  • Religious and Ethnic Diversity: ID 5002 replaces one course in the Religious and Ethnic Diversity subcategory under Foundations of Cultural and Global Perspective.
  • Any Approved Undergraduate major, general education, or elective course: (3 hours) of graduate credit can replace 3 hours of undergraduate credit. Students should check with advisors to determine if there are courses in their major that can be replaced with graduate coursework.

Students should note that BE courses are offered in several formats: traditional (15 week), modular (meets two times in a semester), online, summer conference associated courses, and independent study courses.

At least two courses must be taken in residency at the Deerfield, IL campus:

BE 5100Intensive Bioethics Institute3
BE 6500Advanced Bioethics Institute3-4

BE 5100 and BE 6500 are offered during the summer at the time of the Annual Bioethics Conference on the Deerfield campus. BE 5100 can be replaced by BE 5000 – a 15 week course offered in the fall semester on the Deerfield campus.

Each spring semester, students are invited to participate in the series of three evening bioethics colloquia. The Bioethics Colloquium (BE 6100) can also be taken for elective credit toward the MA in Bioethics.

Service Learning Requirement

Students can fulfill Trinity College’s Service Learning Requirement by working with The Center for Bioethics and Human Dignity during the summer National Bioethics Conference, with optional free attendance at the conferences in the summers following the freshman and sophomore years.

Application to the Dual Degree Program

Upon completion of 70 hours with a 3.0 GPA, students must submit an application and letter of recommendation to Trinity Graduate School Admissions to be accepted to the Dual Degree program.

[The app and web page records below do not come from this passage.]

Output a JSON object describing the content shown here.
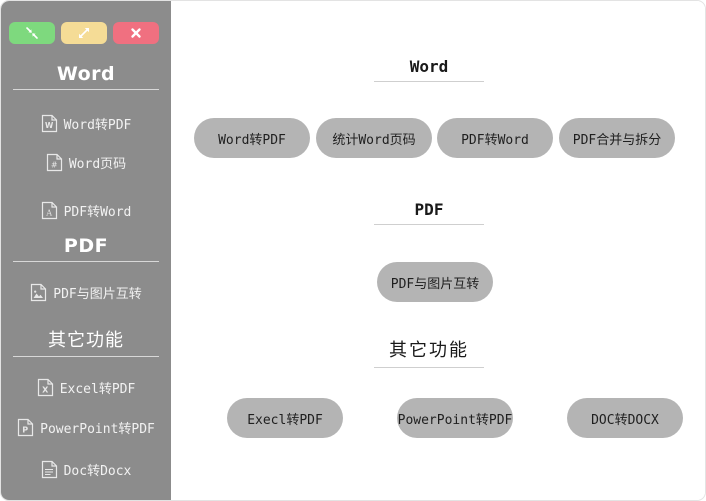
{
  "window": {
    "controls": [
      {
        "name": "minimize",
        "label": "",
        "icon": "collapse-arrows-icon",
        "color": "#7ED97E"
      },
      {
        "name": "maximize",
        "label": "",
        "icon": "expand-arrows-icon",
        "color": "#F5DC96"
      },
      {
        "name": "close",
        "label": "✕",
        "icon": "close-icon",
        "color": "#F07080"
      }
    ]
  },
  "sidebar": {
    "background": "#8C8C8C",
    "groups": [
      {
        "header": "Word",
        "script": "latin"
      },
      {
        "header": "PDF",
        "script": "latin"
      },
      {
        "header": "其它功能",
        "script": "cjk"
      }
    ],
    "items": [
      {
        "label": "Word转PDF",
        "icon": "word-doc-icon",
        "glyph": "W"
      },
      {
        "label": "Word页码",
        "icon": "page-number-icon",
        "glyph": "№"
      },
      {
        "label": "PDF转Word",
        "icon": "pdf-doc-icon",
        "glyph": "A"
      },
      {
        "label": "PDF与图片互转",
        "icon": "image-doc-icon",
        "glyph": "▲"
      },
      {
        "label": "Excel转PDF",
        "icon": "excel-doc-icon",
        "glyph": "X"
      },
      {
        "label": "PowerPoint转PDF",
        "icon": "powerpoint-doc-icon",
        "glyph": "P"
      },
      {
        "label": "Doc转Docx",
        "icon": "lines-doc-icon",
        "glyph": "≡"
      }
    ]
  },
  "main": {
    "sections": [
      {
        "title": "Word",
        "script": "latin",
        "buttons": [
          {
            "label": "Word转PDF"
          },
          {
            "label": "统计Word页码"
          },
          {
            "label": "PDF转Word"
          },
          {
            "label": "PDF合并与拆分"
          }
        ]
      },
      {
        "title": "PDF",
        "script": "latin",
        "buttons": [
          {
            "label": "PDF与图片互转"
          }
        ]
      },
      {
        "title": "其它功能",
        "script": "cjk",
        "buttons": [
          {
            "label": "Execl转PDF"
          },
          {
            "label": "PowerPoint转PDF"
          },
          {
            "label": "DOC转DOCX"
          }
        ]
      }
    ]
  },
  "colors": {
    "sidebar_bg": "#8C8C8C",
    "button_bg": "#B4B4B4",
    "content_bg": "#FFFFFF",
    "header_text": "#FFFFFF"
  }
}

First Summer
BE 5100Intensive Bioethics Institute3
BE 5900Bioethics National Conference (elective)2-3
Fall Semester
BE 5001Foundations for Integrative Thought in Bioethics3
BE 5002Foundations for Cultural Engagement in Bioethics3
BE 5200Research Ethics2
PR 7220Ethical Theory3
Spring Semester
BE 5299The Clinical Context (optional) 11
BE 5300Clinical Issues in Bioethics2
BE 5499The Public Policy Context (optional) 11
BE 5500Bioethics and Public Policy2
Second Summer
BE 5900Bioethics National Conference2-3
BE 6500Advanced Bioethics Institute3-4
Capstone
(0-4 hours of the following)
BE 7476Bioethics Capstone Exam0
BE 7478Bioethics Capstone Project0-3
BE 7480Bioethics Capstone Integrative or Major Paper0-3
BE 7485MA Thesis 20-4
Total Hours30
1

Students relatively unfamiliar with clinical-medical and/or public policy settings will need to use one or two of their elective hours in order to take the background courses BE 5299 and/or BE 5499 either concurrently or during the previous semester.

2

BE 7485 requires ID 6910, a research methods course, as a prerequisite.

Fall and Spring Graduate Coursework

Complete course requirements for general education and major. A full academic course load must include at least 12 hours of combined graduate and undergraduate courses per semester.